And then the stalking began. I ended up cutting off all my hair and relinquishing my contacts for glasses again. I took an unlisted number. I got a big dog. I moved. Eventually, he no longer knew how to find me, and the harassment ended. Several years later, I ran into him in public and I swear, I saw murder in his eyes. I know that sounds like an exaggeration but you had to be there. He would have killed me if he could. I pretended not to recognize him, all the while my heart pounded hard enough to burst through my chest any second. Only when I saw the doubt cross his face as to who I was did I make my excuses and leave the party.

So when I say I Mayim Bialiked myself big time, it’s true. For years I went about in defensive coloration mode, and I’m telling you, it’s no protection. Years later, I was working at my new job in a new town, and stopped for groceries after work on the way home. I was in hurry, so I dashed across the parking lot into the store, grabbed a few things, and ran back out again. As I exited the store, a truck at the far end of the parking lot turned its headlights on. I thought nothing of it. It was on the other side of the parking lot. Probably someone headed home, just like me.

But by the time I’d opened my car door and tossed the groceries inside, the truck had pulled up in the parking space next to mine. As I closed my door and pressed the automatic locks, a man appeared at my driver’s side window. And the look on his face was that of a predator that had missed its kill. I’ve never been so unnerved in my entire life.

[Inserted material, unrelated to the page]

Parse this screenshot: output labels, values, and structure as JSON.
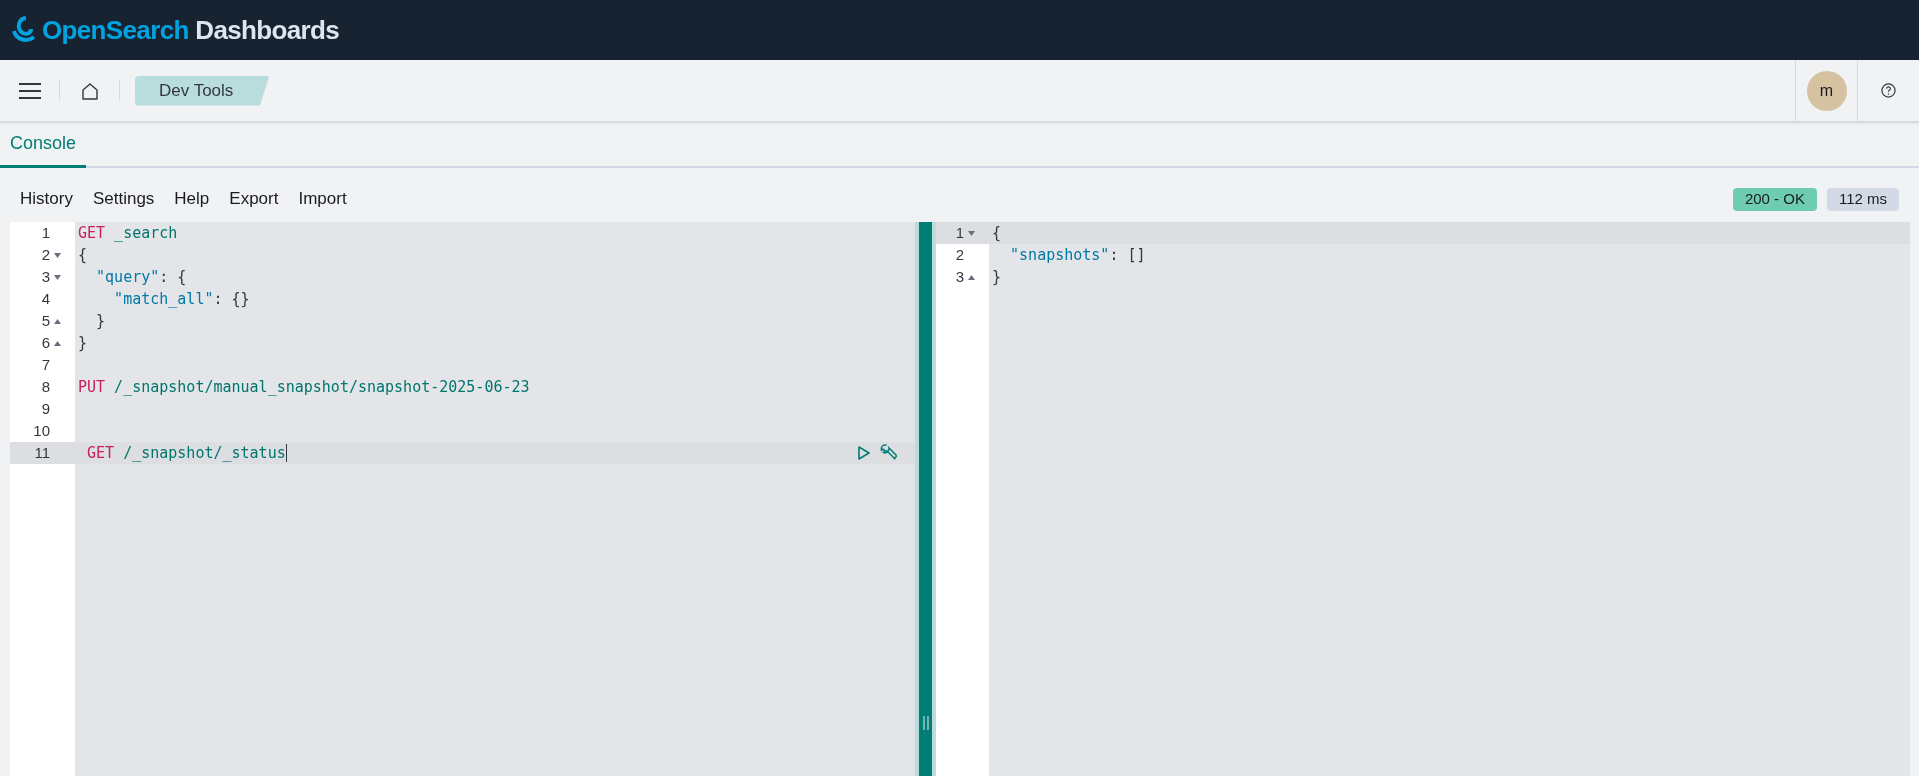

Again, before cell phones. And I wasn’t sticking around to confront the guy. I peeled out of the parking lot as though pursued by the hounds of hell. No, I didn’t report it. What would I have said? Some middle-aged white man with dark hair pulled up beside me in the parking lot. Big whoop. Or if I’d been taken seriously, the police may have watched the lot for a few days, but that’s all.

With ALL of these incidents listed here, my dress was the same, my standard uniform: jeans, T-shirt, and hiking boots. It’s how I dress 97% of the time. Tell me how that is being provocative or flirtatious.

So yeah, when I read Mayim Bialik’s opinion piece, it pissed me off. I said as much on the Twitter feed of someone with a LOT more followers than me, and someone else jumped in to MANSPLAIN my reaction, saying I shouldn’t twist Ms. Bialilk’s words. Um, go read the post yourself. No twisting necessary.

This mansplainer did have some good points in the cascade of Tweets he sent in response to me. He (and I assume male because his Twitter account was in a male name) stated (and I paraphrase here) that seat belts don’t guarantee you will survive a car crash, but to ignore the advice to wear seat belts is foolish and dangerous. That though the drunk driver is still the cause of the accident, don’t negate the importance of seat belts in improving survivability. That because seat belts don’t convey 100% safety, I shouldn’t act as though being ‘safer’ isn’t a valid reason to use them.

Now this is the point at which I stopped responding to the guy. A) He had his own axe to grind and I wasn’t going to let it be at my expense. B) He wasn’t listening to me when I said I that every decision I made was with my personal safety in mind and that I only took exception to people who implied the lack of ‘seat belts’ must have factored into someone’s victimization.

As neat as this little seat belt analogy is, it still points the finger of blame in the wrong direction. We shouldn’t be asking, “Was she wearing a seat belt?”

We should be asking, “Why was he driving drunk?”

Tell me what you think!